> _THE PROBLEM_:
Every line of the data, first to last, must be written out unchanged.

[[ STUDY MATERIAL, beginning ]]

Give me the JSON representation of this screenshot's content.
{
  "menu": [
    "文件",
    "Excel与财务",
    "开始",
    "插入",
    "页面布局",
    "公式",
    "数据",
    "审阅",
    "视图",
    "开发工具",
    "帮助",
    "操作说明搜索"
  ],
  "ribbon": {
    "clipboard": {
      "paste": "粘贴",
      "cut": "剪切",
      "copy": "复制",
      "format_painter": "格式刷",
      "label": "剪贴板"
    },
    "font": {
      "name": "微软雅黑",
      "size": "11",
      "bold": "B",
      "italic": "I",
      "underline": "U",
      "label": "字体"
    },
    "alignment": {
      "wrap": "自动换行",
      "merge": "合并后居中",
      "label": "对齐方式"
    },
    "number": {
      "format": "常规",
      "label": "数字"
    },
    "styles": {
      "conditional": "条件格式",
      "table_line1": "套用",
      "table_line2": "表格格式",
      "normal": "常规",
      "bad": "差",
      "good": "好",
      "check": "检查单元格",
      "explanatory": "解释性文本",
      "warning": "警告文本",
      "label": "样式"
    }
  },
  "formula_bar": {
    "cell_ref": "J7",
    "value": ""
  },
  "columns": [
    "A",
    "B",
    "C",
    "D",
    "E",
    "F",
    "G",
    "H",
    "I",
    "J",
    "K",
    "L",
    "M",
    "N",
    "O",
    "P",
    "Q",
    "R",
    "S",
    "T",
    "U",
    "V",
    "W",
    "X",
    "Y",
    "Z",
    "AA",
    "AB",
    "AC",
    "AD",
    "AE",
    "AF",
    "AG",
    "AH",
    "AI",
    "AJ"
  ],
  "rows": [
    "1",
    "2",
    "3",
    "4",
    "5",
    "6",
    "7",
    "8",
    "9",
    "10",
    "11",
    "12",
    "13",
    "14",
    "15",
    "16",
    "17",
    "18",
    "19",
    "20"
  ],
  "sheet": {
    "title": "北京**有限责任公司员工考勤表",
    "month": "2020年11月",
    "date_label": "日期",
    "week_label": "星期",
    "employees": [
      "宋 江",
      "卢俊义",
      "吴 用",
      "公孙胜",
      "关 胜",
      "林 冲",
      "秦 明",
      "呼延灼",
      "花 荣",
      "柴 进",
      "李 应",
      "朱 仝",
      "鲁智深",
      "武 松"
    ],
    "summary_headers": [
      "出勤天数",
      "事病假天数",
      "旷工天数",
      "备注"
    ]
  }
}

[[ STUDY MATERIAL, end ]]

> _WRITTEN ANSWER_:
Give me the JSON representation of this screenshot's content.
{
  "menu": [
    "文件",
    "Excel与财务",
    "开始",
    "插入",
    "页面布局",
    "公式",
    "数据",
    "审阅",
    "视图",
    "开发工具",
    "帮助",
    "操作说明搜索"
  ],
  "ribbon": {
    "clipboard": {
      "paste": "粘贴",
      "cut": "剪切",
      "copy": "复制",
      "format_painter": "格式刷",
      "label": "剪贴板"
    },
    "font": {
      "name": "微软雅黑",
      "size": "11",
      "bold": "B",
      "italic": "I",
      "underline": "U",
      "label": "字体"
    },
    "alignment": {
      "wrap": "自动换行",
      "merge": "合并后居中",
      "label": "对齐方式"
    },
    "number": {
      "format": "常规",
      "label": "数字"
    },
    "styles": {
      "conditional": "条件格式",
      "table_line1": "套用",
      "table_line2": "表格格式",
      "normal": "常规",
      "bad": "差",
      "good": "好",
      "check": "检查单元格",
      "explanatory": "解释性文本",
      "warning": "警告文本",
      "label": "样式"
    }
  },
  "formula_bar": {
    "cell_ref": "J7",
    "value": ""
  },
  "columns": [
    "A",
    "B",
    "C",
    "D",
    "E",
    "F",
    "G",
    "H",
    "I",
    "J",
    "K",
    "L",
    "M",
    "N",
    "O",
    "P",
    "Q",
    "R",
    "S",
    "T",
    "U",
    "V",
    "W",
    "X",
    "Y",
    "Z",
    "AA",
    "AB",
    "AC",
    "AD",
    "AE",
    "AF",
    "AG",
    "AH",
    "AI",
    "AJ"
  ],
  "rows": [
    "1",
    "2",
    "3",
    "4",
    "5",
    "6",
    "7",
    "8",
    "9",
    "10",
    "11",
    "12",
    "13",
    "14",
    "15",
    "16",
    "17",
    "18",
    "19",
    "20"
  ],
  "sheet": {
    "title": "北京**有限责任公司员工考勤表",
    "month": "2020年11月",
    "date_label": "日期",
    "week_label": "星期",
    "employees": [
      "宋 江",
      "卢俊义",
      "吴 用",
      "公孙胜",
      "关 胜",
      "林 冲",
      "秦 明",
      "呼延灼",
      "花 荣",
      "柴 进",
      "李 应",
      "朱 仝",
      "鲁智深",
      "武 松"
    ],
    "summary_headers": [
      "出勤天数",
      "事病假天数",
      "旷工天数",
      "备注"
    ]
  }
}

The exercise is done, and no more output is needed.